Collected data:
Content starts

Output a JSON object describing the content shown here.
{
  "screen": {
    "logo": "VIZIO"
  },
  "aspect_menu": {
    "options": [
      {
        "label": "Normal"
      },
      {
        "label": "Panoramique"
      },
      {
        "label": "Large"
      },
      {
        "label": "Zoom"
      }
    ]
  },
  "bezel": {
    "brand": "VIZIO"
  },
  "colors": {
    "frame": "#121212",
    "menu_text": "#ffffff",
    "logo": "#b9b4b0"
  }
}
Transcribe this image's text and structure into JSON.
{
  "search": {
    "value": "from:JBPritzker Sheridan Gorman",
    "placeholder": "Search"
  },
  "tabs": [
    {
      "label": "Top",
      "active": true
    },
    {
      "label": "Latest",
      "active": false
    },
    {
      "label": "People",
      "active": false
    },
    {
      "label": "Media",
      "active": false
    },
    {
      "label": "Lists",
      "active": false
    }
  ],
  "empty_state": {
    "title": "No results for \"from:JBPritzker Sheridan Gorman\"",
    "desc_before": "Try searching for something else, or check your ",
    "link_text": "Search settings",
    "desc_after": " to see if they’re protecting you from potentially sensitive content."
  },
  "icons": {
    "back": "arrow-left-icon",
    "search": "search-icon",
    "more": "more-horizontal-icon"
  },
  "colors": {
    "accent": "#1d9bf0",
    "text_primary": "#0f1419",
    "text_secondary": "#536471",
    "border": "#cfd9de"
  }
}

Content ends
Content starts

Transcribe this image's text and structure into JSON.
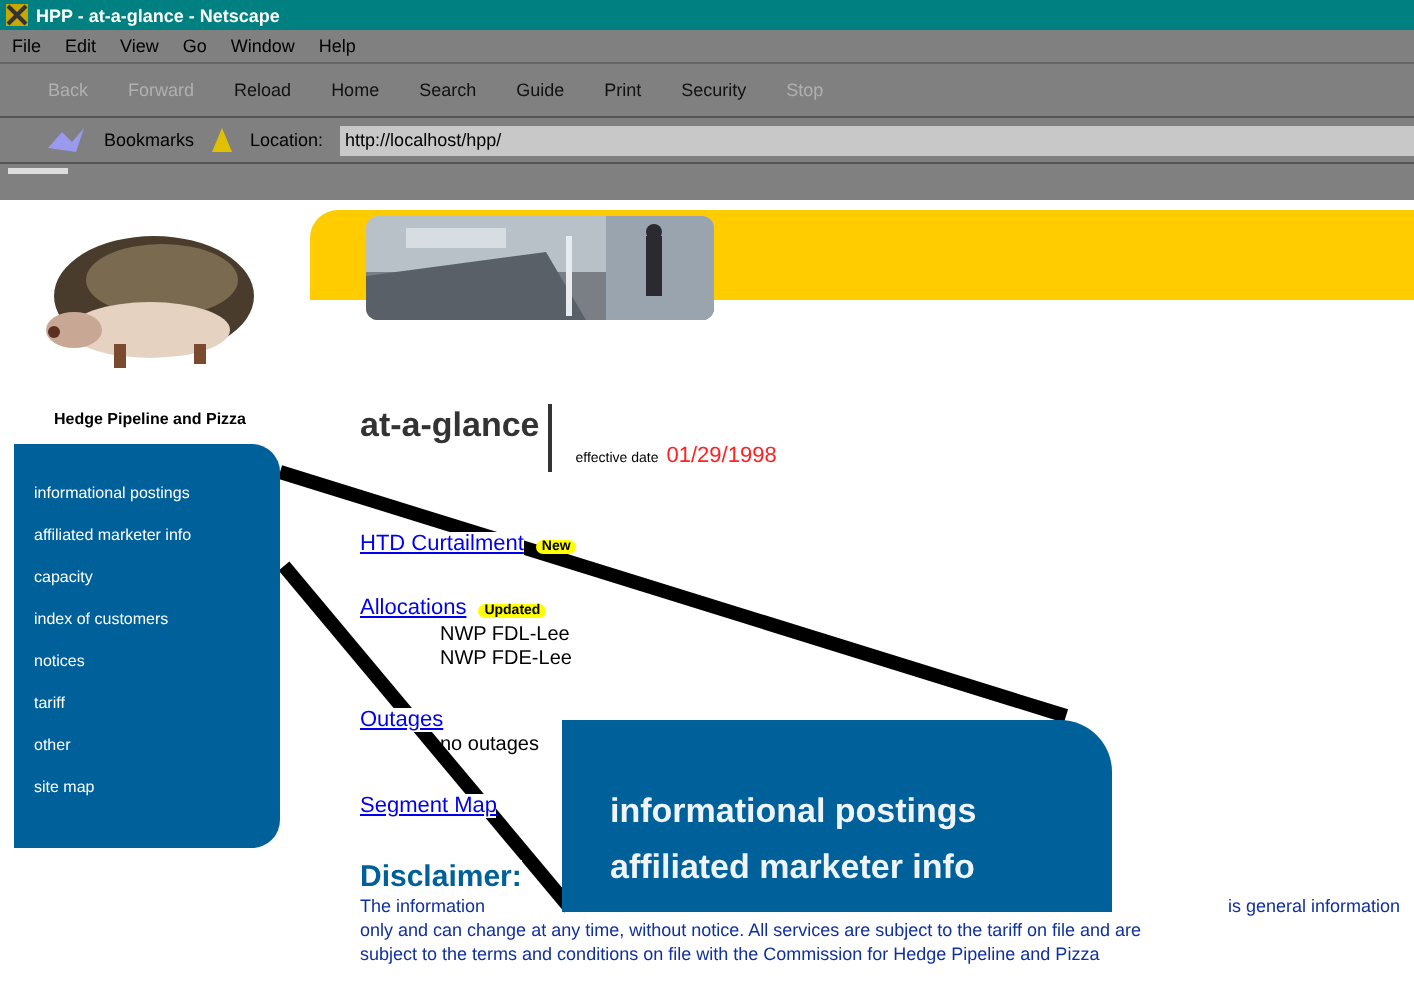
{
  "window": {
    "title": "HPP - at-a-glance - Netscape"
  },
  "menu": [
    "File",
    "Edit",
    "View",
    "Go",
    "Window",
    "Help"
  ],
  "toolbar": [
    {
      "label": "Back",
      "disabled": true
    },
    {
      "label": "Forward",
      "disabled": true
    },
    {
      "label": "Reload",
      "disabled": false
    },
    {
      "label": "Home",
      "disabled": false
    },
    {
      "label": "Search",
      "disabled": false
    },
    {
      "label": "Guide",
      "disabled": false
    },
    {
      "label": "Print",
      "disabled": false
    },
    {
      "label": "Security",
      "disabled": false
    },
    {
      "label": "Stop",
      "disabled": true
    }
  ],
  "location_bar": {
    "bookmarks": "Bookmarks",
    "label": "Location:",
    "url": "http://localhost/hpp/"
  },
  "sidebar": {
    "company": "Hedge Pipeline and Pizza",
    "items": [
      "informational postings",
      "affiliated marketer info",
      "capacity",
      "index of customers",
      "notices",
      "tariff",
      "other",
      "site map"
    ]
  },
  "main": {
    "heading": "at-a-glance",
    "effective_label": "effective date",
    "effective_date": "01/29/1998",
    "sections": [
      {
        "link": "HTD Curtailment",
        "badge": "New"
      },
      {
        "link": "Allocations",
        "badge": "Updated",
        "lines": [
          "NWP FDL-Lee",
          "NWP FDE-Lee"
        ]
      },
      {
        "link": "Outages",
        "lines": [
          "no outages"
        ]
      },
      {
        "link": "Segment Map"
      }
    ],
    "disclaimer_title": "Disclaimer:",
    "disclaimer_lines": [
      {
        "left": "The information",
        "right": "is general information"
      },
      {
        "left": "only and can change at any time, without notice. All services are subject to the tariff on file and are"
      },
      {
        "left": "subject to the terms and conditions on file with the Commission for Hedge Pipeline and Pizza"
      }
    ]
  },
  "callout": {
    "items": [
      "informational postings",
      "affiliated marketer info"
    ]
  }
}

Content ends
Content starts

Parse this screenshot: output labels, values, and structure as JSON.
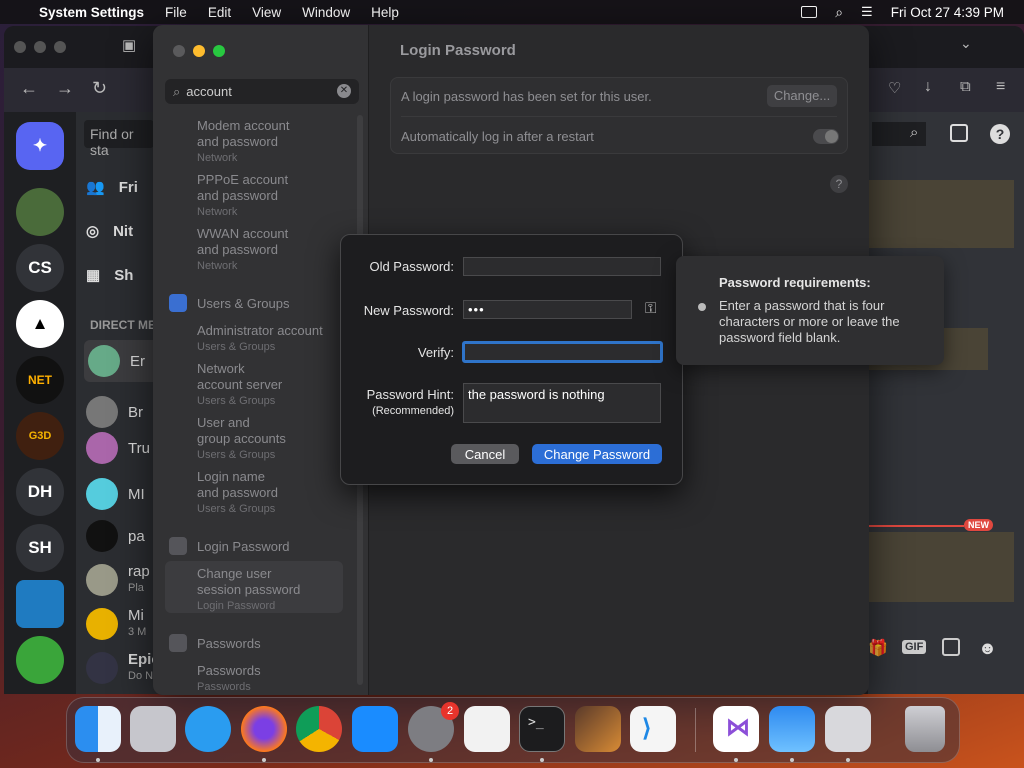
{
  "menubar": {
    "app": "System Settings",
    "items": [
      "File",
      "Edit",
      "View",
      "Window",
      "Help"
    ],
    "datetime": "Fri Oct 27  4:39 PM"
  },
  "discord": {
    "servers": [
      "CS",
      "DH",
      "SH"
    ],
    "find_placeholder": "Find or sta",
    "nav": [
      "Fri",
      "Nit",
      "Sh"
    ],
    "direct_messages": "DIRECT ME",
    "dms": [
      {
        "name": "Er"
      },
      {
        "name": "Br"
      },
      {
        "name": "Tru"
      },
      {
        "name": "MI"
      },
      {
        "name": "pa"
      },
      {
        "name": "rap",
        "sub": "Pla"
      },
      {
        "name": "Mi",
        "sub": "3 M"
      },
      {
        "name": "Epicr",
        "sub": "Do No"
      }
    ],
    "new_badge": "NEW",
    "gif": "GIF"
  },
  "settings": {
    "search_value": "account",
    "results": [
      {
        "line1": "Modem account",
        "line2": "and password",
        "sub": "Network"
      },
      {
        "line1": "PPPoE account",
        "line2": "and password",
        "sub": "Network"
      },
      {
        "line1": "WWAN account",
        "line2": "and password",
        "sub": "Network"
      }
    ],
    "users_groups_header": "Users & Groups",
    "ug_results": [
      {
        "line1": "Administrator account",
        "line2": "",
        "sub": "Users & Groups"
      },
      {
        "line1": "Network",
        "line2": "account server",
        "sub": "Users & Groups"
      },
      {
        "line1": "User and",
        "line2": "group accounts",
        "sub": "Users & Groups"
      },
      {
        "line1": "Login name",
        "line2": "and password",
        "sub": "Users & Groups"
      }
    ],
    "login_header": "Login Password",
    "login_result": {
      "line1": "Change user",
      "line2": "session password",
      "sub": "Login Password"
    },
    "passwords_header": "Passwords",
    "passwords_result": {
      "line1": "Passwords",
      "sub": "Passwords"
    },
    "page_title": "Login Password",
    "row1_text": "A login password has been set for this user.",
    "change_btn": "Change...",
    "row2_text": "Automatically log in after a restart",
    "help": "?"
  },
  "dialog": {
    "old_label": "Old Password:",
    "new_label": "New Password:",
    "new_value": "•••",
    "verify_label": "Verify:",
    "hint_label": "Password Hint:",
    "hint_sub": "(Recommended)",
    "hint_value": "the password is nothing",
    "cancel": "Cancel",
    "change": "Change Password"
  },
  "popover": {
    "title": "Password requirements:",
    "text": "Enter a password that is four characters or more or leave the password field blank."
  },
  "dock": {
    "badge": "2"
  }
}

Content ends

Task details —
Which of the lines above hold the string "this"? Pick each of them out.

Finished exercise —
Transcribe this image's text and structure into JSON.
Transcribe this image's text and structure into JSON.
Parse this screenshot: output labels, values, and structure as JSON.
    "row1_text": "A login password has been set for this user.",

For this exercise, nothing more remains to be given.